Odds of a strong pattern of warm Pacific waters forming in time to bring winter rains are diminishing.
+
12:21 PM | GeoPoll #3 – What got you interested in geology?
After a bit of an opinion hiatus I am back with the third geopoll. Every day I go to work at a university department filled with geologists. All of us are tackling different questions, but in the beginning we all started at the same place. Namely, not knowing anything about geoscience. In my conversations with colleagues over […]
+
10:49 AM | High-speed rail’s slow progress
Ron Nixon, reporting for the New York Times: Still, even if the California, Florida and Texas projects all succeed, transportation experts say it is unlikely that the United States will ever have the same kind of high-speed rail systems as China or Europe. C. William Ibbs, a professor of civil engineering at the University of […]∞
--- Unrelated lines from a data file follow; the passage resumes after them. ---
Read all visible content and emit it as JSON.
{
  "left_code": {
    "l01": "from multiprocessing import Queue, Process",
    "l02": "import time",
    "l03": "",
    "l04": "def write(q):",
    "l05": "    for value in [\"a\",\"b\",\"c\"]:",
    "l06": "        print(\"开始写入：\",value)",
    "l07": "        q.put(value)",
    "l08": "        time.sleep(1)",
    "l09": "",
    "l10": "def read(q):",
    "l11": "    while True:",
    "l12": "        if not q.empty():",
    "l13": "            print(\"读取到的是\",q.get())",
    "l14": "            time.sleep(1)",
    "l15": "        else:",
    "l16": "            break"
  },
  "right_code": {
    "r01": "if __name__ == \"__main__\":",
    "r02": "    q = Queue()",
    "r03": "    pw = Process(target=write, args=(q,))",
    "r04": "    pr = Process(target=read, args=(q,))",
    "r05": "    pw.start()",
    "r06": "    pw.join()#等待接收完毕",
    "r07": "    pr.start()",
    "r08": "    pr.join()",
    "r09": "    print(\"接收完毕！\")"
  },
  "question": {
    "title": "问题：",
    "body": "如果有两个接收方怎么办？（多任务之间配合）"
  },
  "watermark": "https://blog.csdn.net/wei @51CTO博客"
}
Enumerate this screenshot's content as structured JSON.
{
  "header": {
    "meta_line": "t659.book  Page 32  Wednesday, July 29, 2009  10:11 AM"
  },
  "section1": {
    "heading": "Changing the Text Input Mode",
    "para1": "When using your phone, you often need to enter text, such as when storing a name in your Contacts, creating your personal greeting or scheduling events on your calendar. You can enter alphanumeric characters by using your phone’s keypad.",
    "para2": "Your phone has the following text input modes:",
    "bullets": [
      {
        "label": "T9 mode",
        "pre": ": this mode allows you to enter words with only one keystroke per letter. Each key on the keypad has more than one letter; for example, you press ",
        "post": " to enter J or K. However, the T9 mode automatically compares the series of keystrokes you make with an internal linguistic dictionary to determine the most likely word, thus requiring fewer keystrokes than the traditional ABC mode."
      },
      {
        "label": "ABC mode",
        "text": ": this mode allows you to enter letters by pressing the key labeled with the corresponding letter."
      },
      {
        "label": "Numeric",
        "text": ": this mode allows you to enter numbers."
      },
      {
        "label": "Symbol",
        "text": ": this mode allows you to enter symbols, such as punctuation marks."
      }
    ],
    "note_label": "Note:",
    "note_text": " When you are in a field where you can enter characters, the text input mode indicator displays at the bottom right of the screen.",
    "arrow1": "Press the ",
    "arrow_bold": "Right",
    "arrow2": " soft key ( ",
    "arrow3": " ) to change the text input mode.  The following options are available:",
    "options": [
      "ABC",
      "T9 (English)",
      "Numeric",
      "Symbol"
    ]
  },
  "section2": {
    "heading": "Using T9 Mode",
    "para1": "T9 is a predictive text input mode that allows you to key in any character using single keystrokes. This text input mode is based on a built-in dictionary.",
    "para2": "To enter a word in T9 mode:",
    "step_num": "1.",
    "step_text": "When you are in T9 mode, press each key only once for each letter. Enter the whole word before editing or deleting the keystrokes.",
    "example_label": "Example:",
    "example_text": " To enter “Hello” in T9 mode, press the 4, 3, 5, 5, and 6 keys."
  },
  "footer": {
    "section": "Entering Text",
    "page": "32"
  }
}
+
10:23 AM | #3: Try, Try Again
We were unable to survey yesterday because of rain and fog. But, we are giving it a shot today despite a somewhat foggy forecast. Here we go!
+
12:45 AM | Iselle Now a Hurricane Threat to Hawaii; Julio is Following — and a New Disturbance Has Just Formed
Yesterday, I posted a satellite image showing double cyclonic trouble headed for Hawaii. Today the threat became even more troubling. At 5:15 p.m. EDT today, the National Weather Service issued a hurricane warning for the Big Island of Hawaii, as Iselle is now expected to lash the island with hurricane-strength winds on Thursday. Maui and […]The post Iselle Now a Hurricane Threat to Hawaii; Julio is Following — and a New Disturbance Has Just Formed appeared first on ImaGeo.

August 06, 2014

+
10:46 PM | Rosetta Has Arrived, and the View is Astounding
It took five loops around the Sun, three gravity-assist fly-bys of Earth and one of Mars, and a journey of 3.97 billion miles lasting 10 years, five months and four days. After all that, the Rosetta spacecraft finally reached it destination today — and made history. Rosetta is the first spacecraft ever to rendezvous with […]The post Rosetta Has Arrived, and the View is Astounding appeared first on ImaGeo.
+
8:15 PM | Researchers to Use Camelina for Biodiesel Production
Camelina sativa, a flowering plant native to Europe and to Central Asia, can be a valuable biofuel crop because it can grow on poorer quality farmland and needs little irrigation and fertilizer.
123456789
382 Results